He made an attempt to apply systems theory to global issues, and was co-founder and first director of the Club of Rome. Özbekhan was born in Turkey into a diplomatic family. He graduated from the French Lycée Chateaubriand in Rome, after which he studied law and public administration at the Free School of Political Sciences in Paris. He was also a graduate of the London School of Economics. After being elected a member of the Leverhulme Community, Ozbekhan received his Ph.D. from Cambridge University. In 1960s Özbekhan worked as a management consultant to large transnational corporations.
He wrote a number of studies that were carried out by order of the Turkish and French governments, including a model of state policy in the field of science in Turkey and extensive analysis of current events that might affect the future shape of Paris. From 1963 to 1969 Özbekhan served as chief expert and planning director of the System Development Corporation in Santa Monica (ca, usa). In 1970 Özbekhan joined the Wharton School of Business at the University of Pennsylvania, where he later became a professor of statistics and operations research, as well chairman of the Graduate Group in the Faculty of Social Systems Science. From 1986 until his retirement in 1992 Özbekhan was a professor in the Management Department at the Wharton School.
Özbekhan was also a member of the Royal Economic Society, the Economic Club of New York, the American Economic Association, the National Academy of Economics and Political Science, the Society of Business Advisory Professionals, the National Belgian Scientific Organization Committee, the American Society of Political and Legal Philosophy, and the international associations Mankind 2000 and Futuribles. Özbekhan attempted to apply system theory to global issues. He was the author of the famous Club of Rome report “The Predicament of Mankind,” which played a key role for club members who subsequently focused their research interest on energy issues, overpopulation, and environmental degradation. This work inspired other researchers in the field of systems theory, which under the leadership of Alexander Christakis developed the science of structural dialogic modeling.

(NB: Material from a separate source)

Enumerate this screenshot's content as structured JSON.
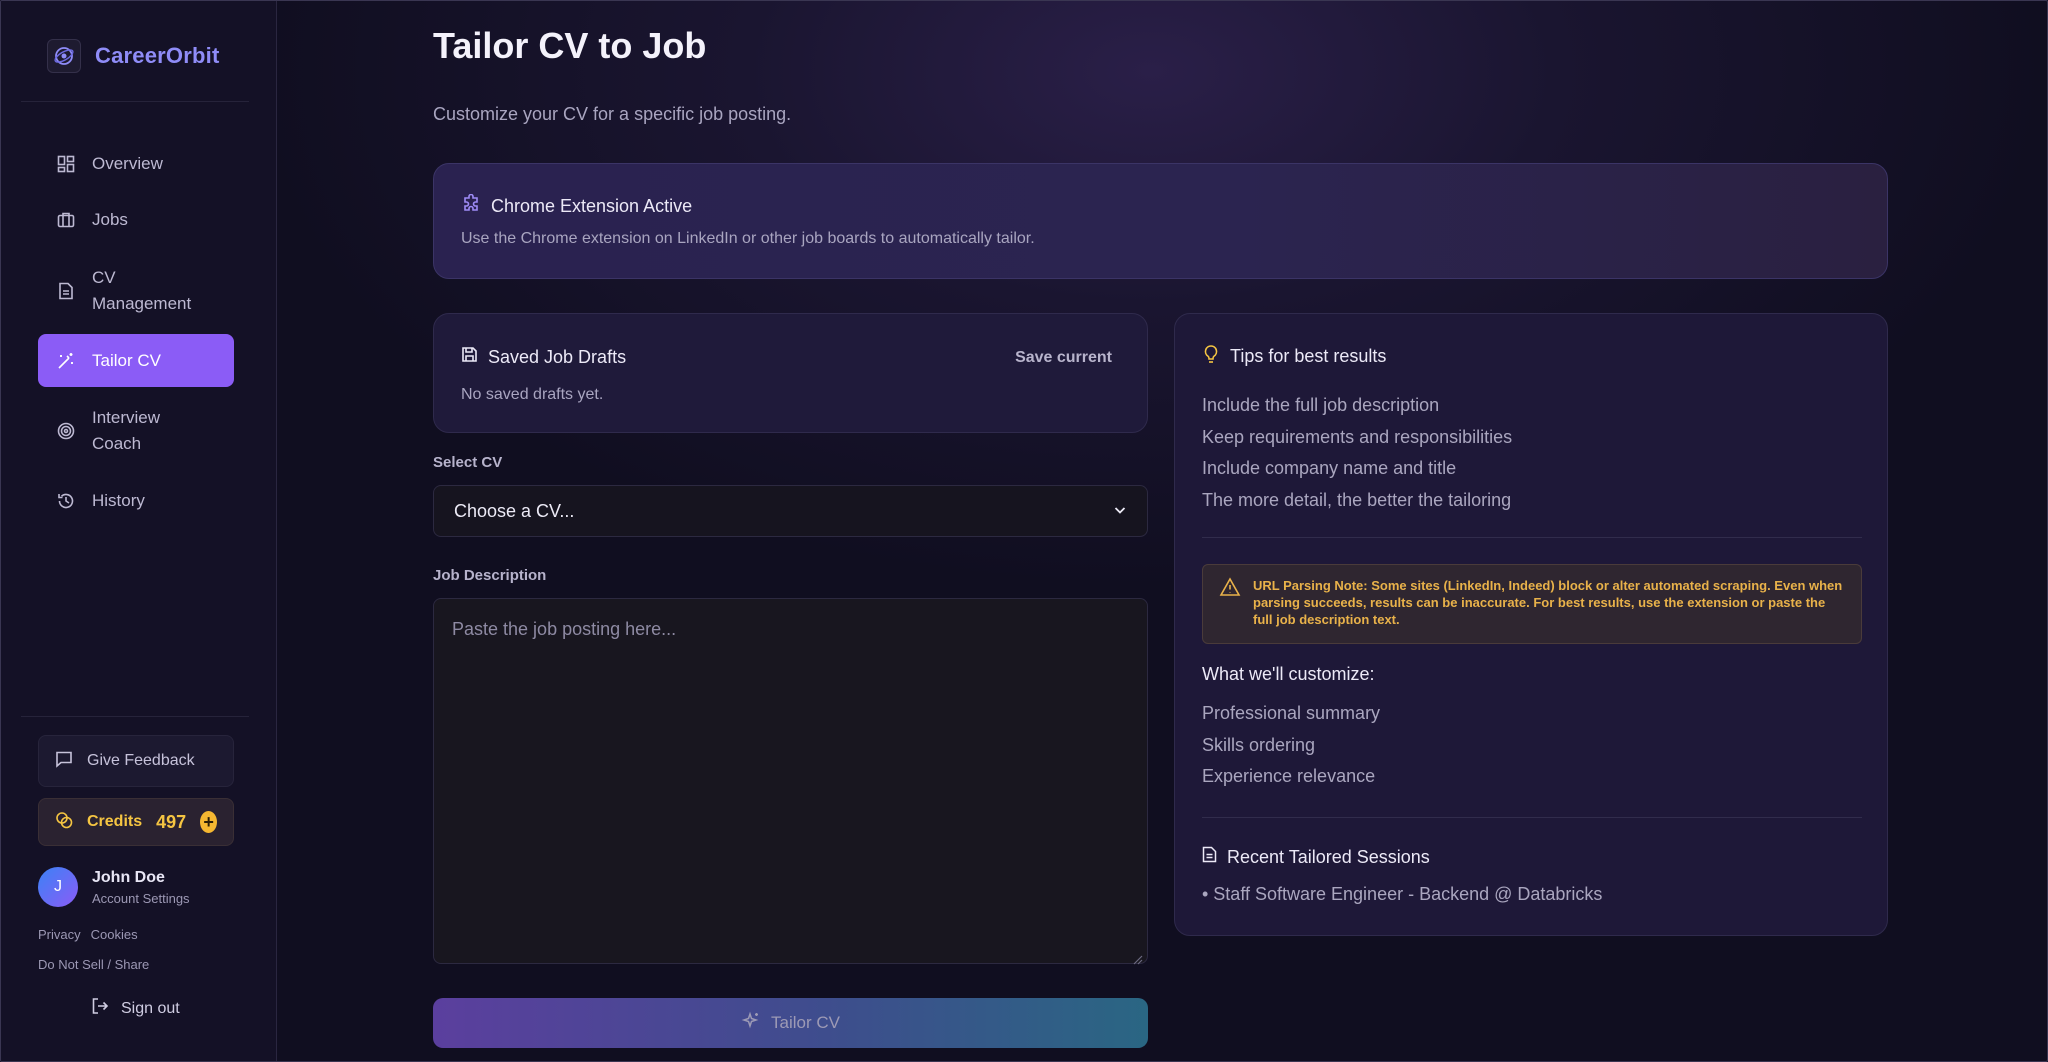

Works: The Isle of Princes (New York, 1957); Toward a General Theory of Planning (Paris, 1968); The Predicament of Mankind (the Club of Rome report) (1970).